This role, which saw her spending plenty of time underwater, also brought her in contact with a commercial diving company that often needed a scientific diver to accompany them while completing marine pest inspections on vessels or reefs.

Eventually, this connection saw Pritchard take a career sidestep away from marine biology and into the world of commercial diving, working within the business’s management team as well as out in the water.

She completed her two commercial diving certifications through ADAS. These courses included training in the underwater use of welding and cutting equipment, pneumatic and hydraulic tools, salvage equipment, air and water dredging equipment and construction tools, and the certifications that allow her to dive to 30 meters with a surface-supplied breathing apparatus.

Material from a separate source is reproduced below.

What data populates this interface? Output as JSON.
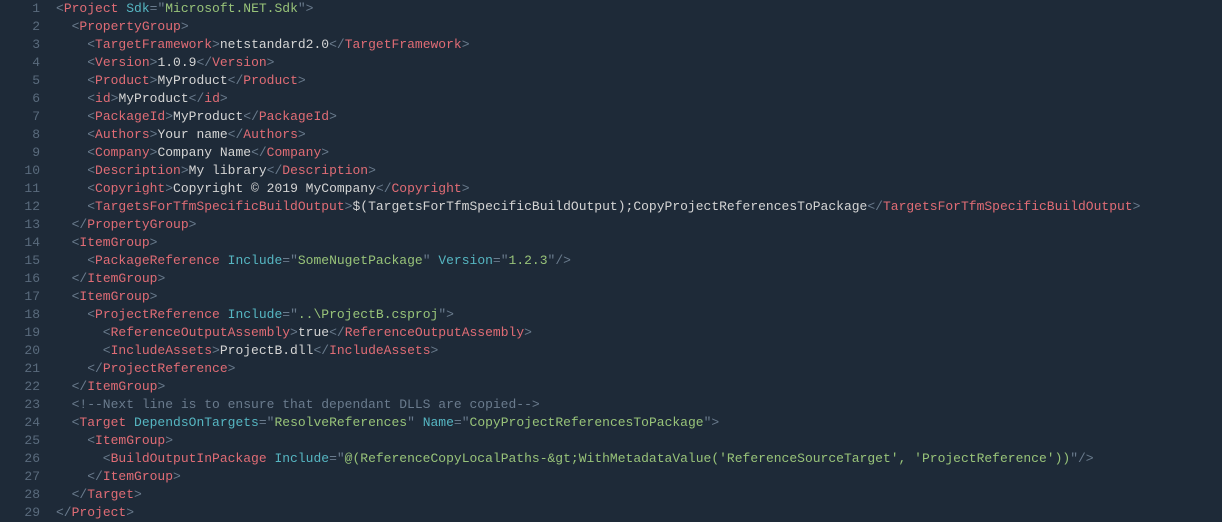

Since jumping into her underwater career, Pritchard has completed more than 3,000 commercial dives, most of which have been carried out in Victorian waters, and has supervised another 1,000 dives.

“If you want to get into commercial diving, you’ve got to love the water; you’ve got to love being on the water and around the water because we spend a lot of time on boats,” Pritchard says.

“I think people are either comfortable in the water or they’re not. As soon as you go underwater, some people don’t like it, they feel a little claustrophobic or you hear them saying, ‘I can’t do that. I feel like I can’t breathe.’ I don’t get that feeling at all, I just really enjoy it, but it’s not for everybody.”

Pritchard is also passing on her knowledge to her own group of employees. Six years ago, she and her husband started their company, Southern Divers.

It’s one of my happy places, because I get in and I’m just relaxed.

As the company’s managing director, Pritchard doesn’t spend as much time in a scuba suit as she used to, although she still loves getting out in the water as much as the job allows.

“I’m pregnant at the moment as well, so I’m not diving right now, but when I can I still get out and love to get in the water,” Pritchard says. “It’s one of my happy places, because I get in and I’m just relaxed.”

Michelle Meehan

Michelle Meehan is a freelance journalist and editor based in New South Wales, Australia. Her writing traverses everything from arts, entertainment, travel and lifestyle to sport, health, food, wine and business. Michelle’s work has been featured in a wide range of print and online publications including Australian Geographic, BBC, Domain, MiNDFOOD Magazine, Jetstar Magazine and